• _SUPPLIED MATERIAL_:
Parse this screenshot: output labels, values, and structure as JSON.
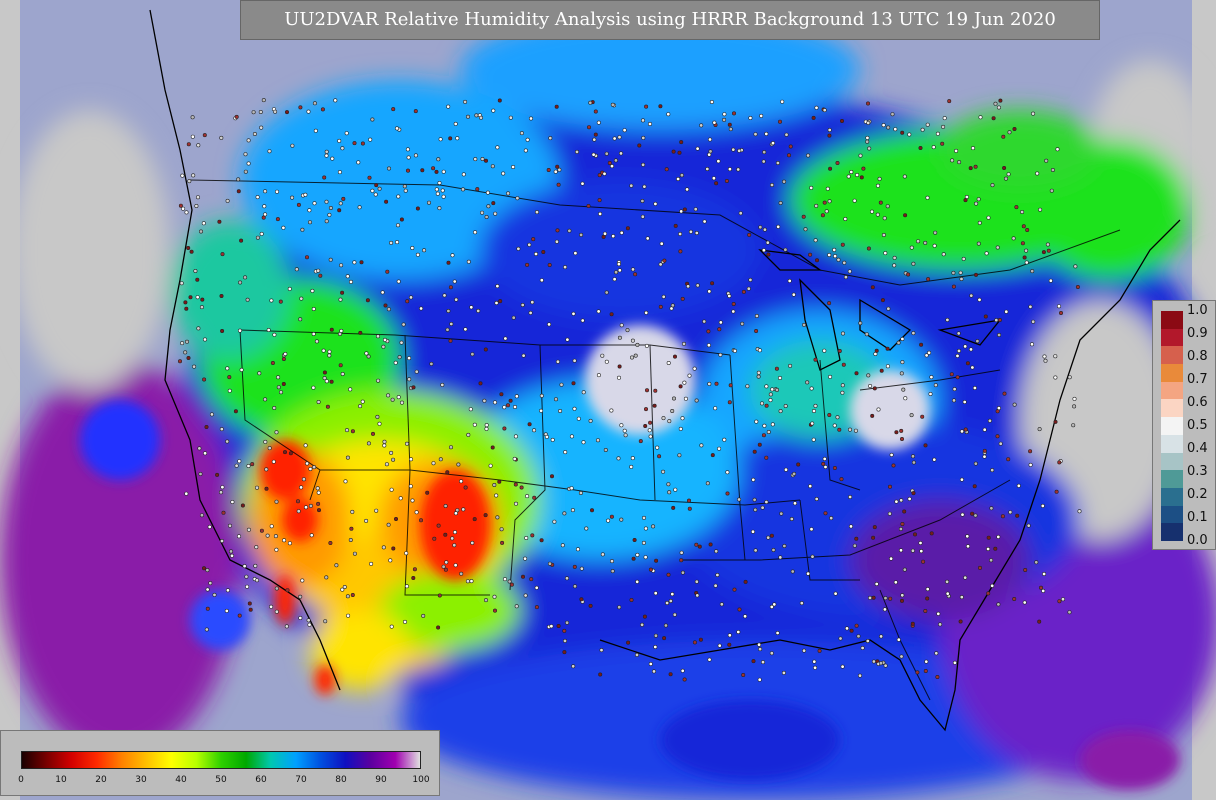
{
  "title": "UU2DVAR Relative Humidity Analysis using HRRR Background 13 UTC 19 Jun 2020",
  "legend_right": {
    "ticks": [
      "1.0",
      "0.9",
      "0.8",
      "0.7",
      "0.6",
      "0.5",
      "0.4",
      "0.3",
      "0.2",
      "0.1",
      "0.0"
    ],
    "colors": [
      "#8b0a14",
      "#b2182b",
      "#d6604d",
      "#e98a3a",
      "#f4a582",
      "#fbd5c3",
      "#f4f4f4",
      "#d8e2e6",
      "#a7c4c6",
      "#4f9a97",
      "#2a6f8f",
      "#1c4f85",
      "#16306e"
    ]
  },
  "legend_bottom": {
    "ticks": [
      "0",
      "10",
      "20",
      "30",
      "40",
      "50",
      "60",
      "70",
      "80",
      "90",
      "100"
    ],
    "colors": [
      "#1a0000",
      "#7a0000",
      "#d40000",
      "#ff2a00",
      "#ff8000",
      "#ffc000",
      "#ffff00",
      "#b8ff00",
      "#2fd000",
      "#00a800",
      "#00c8b0",
      "#00a0ff",
      "#0050e0",
      "#1010c0",
      "#5a00a0",
      "#a000b0",
      "#e0e0e0"
    ]
  },
  "map_colors": {
    "ocean_bg": "#c8c8c8",
    "blue": "#1428d8",
    "cyan": "#16a6ff",
    "teal": "#1fc9c0",
    "green": "#1ee21e",
    "lightgreen": "#8cf000",
    "yellow": "#ffe400",
    "orange": "#ff9a00",
    "red": "#ff2200",
    "purple": "#8a1aa8",
    "lavender": "#c8a0e0"
  }
}
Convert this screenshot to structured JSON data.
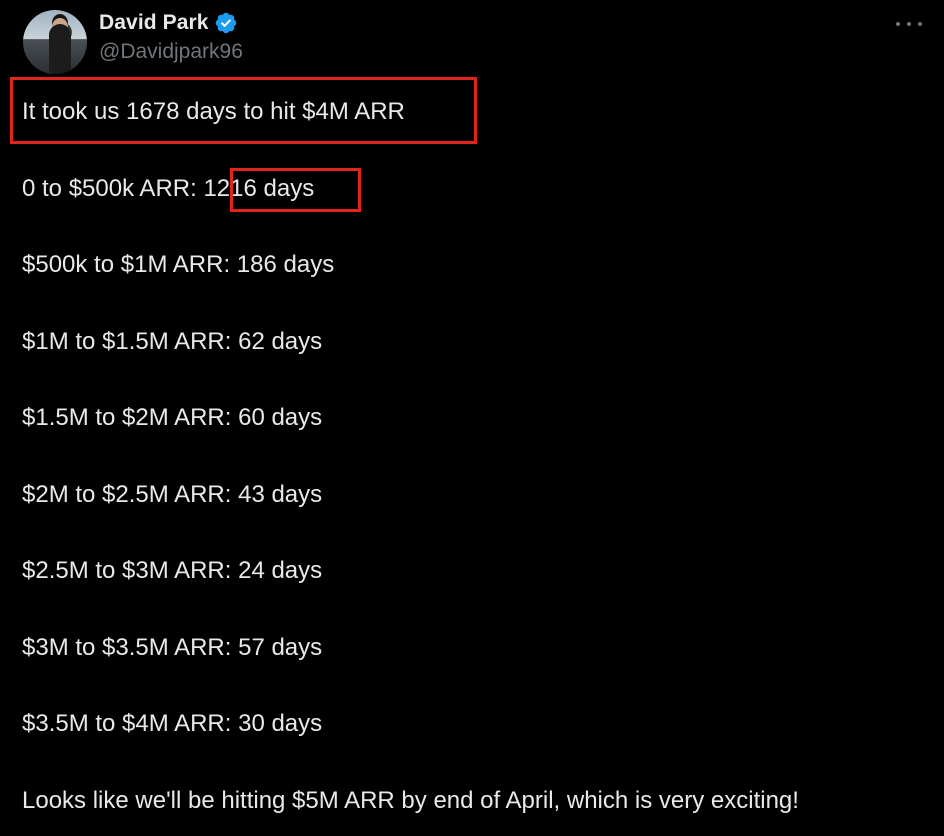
{
  "author": {
    "name": "David Park",
    "handle": "@Davidjpark96",
    "verified": true
  },
  "icons": {
    "avatar": "profile-photo",
    "verified": "verified-badge-icon",
    "more": "more-options-icon"
  },
  "colors": {
    "background": "#000000",
    "text": "#e7e9ea",
    "muted": "#71767b",
    "verified_badge": "#1d9bf0",
    "highlight_box": "#e3241b"
  },
  "tweet": {
    "lines": [
      "It took us 1678 days to hit $4M ARR",
      "0 to $500k ARR: 1216 days",
      "$500k to $1M ARR: 186 days",
      "$1M to $1.5M ARR: 62 days",
      "$1.5M to $2M ARR: 60 days",
      "$2M to $2.5M ARR: 43 days",
      "$2.5M to $3M ARR: 24 days",
      "$3M to $3.5M ARR: 57 days",
      "$3.5M to $4M ARR: 30 days",
      "Looks like we'll be hitting $5M ARR by end of April, which is very exciting!"
    ]
  }
}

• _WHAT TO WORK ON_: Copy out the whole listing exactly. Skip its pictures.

• _ANSWER BOX_:
Parse this screenshot: output labels, values, and structure as JSON.
{
  "title": "UU2DVAR Relative Humidity Analysis using HRRR Background 13 UTC 19 Jun 2020",
  "legend_right": {
    "ticks": [
      "1.0",
      "0.9",
      "0.8",
      "0.7",
      "0.6",
      "0.5",
      "0.4",
      "0.3",
      "0.2",
      "0.1",
      "0.0"
    ],
    "colors": [
      "#8b0a14",
      "#b2182b",
      "#d6604d",
      "#e98a3a",
      "#f4a582",
      "#fbd5c3",
      "#f4f4f4",
      "#d8e2e6",
      "#a7c4c6",
      "#4f9a97",
      "#2a6f8f",
      "#1c4f85",
      "#16306e"
    ]
  },
  "legend_bottom": {
    "ticks": [
      "0",
      "10",
      "20",
      "30",
      "40",
      "50",
      "60",
      "70",
      "80",
      "90",
      "100"
    ],
    "colors": [
      "#1a0000",
      "#7a0000",
      "#d40000",
      "#ff2a00",
      "#ff8000",
      "#ffc000",
      "#ffff00",
      "#b8ff00",
      "#2fd000",
      "#00a800",
      "#00c8b0",
      "#00a0ff",
      "#0050e0",
      "#1010c0",
      "#5a00a0",
      "#a000b0",
      "#e0e0e0"
    ]
  },
  "map_colors": {
    "ocean_bg": "#c8c8c8",
    "blue": "#1428d8",
    "cyan": "#16a6ff",
    "teal": "#1fc9c0",
    "green": "#1ee21e",
    "lightgreen": "#8cf000",
    "yellow": "#ffe400",
    "orange": "#ff9a00",
    "red": "#ff2200",
    "purple": "#8a1aa8",
    "lavender": "#c8a0e0"
  }
}
Convert this screenshot to structured JSON data.
{
  "author": {
    "name": "David Park",
    "handle": "@Davidjpark96",
    "verified": true
  },
  "icons": {
    "avatar": "profile-photo",
    "verified": "verified-badge-icon",
    "more": "more-options-icon"
  },
  "colors": {
    "background": "#000000",
    "text": "#e7e9ea",
    "muted": "#71767b",
    "verified_badge": "#1d9bf0",
    "highlight_box": "#e3241b"
  },
  "tweet": {
    "lines": [
      "It took us 1678 days to hit $4M ARR",
      "0 to $500k ARR: 1216 days",
      "$500k to $1M ARR: 186 days",
      "$1M to $1.5M ARR: 62 days",
      "$1.5M to $2M ARR: 60 days",
      "$2M to $2.5M ARR: 43 days",
      "$2.5M to $3M ARR: 24 days",
      "$3M to $3.5M ARR: 57 days",
      "$3.5M to $4M ARR: 30 days",
      "Looks like we'll be hitting $5M ARR by end of April, which is very exciting!"
    ]
  }
}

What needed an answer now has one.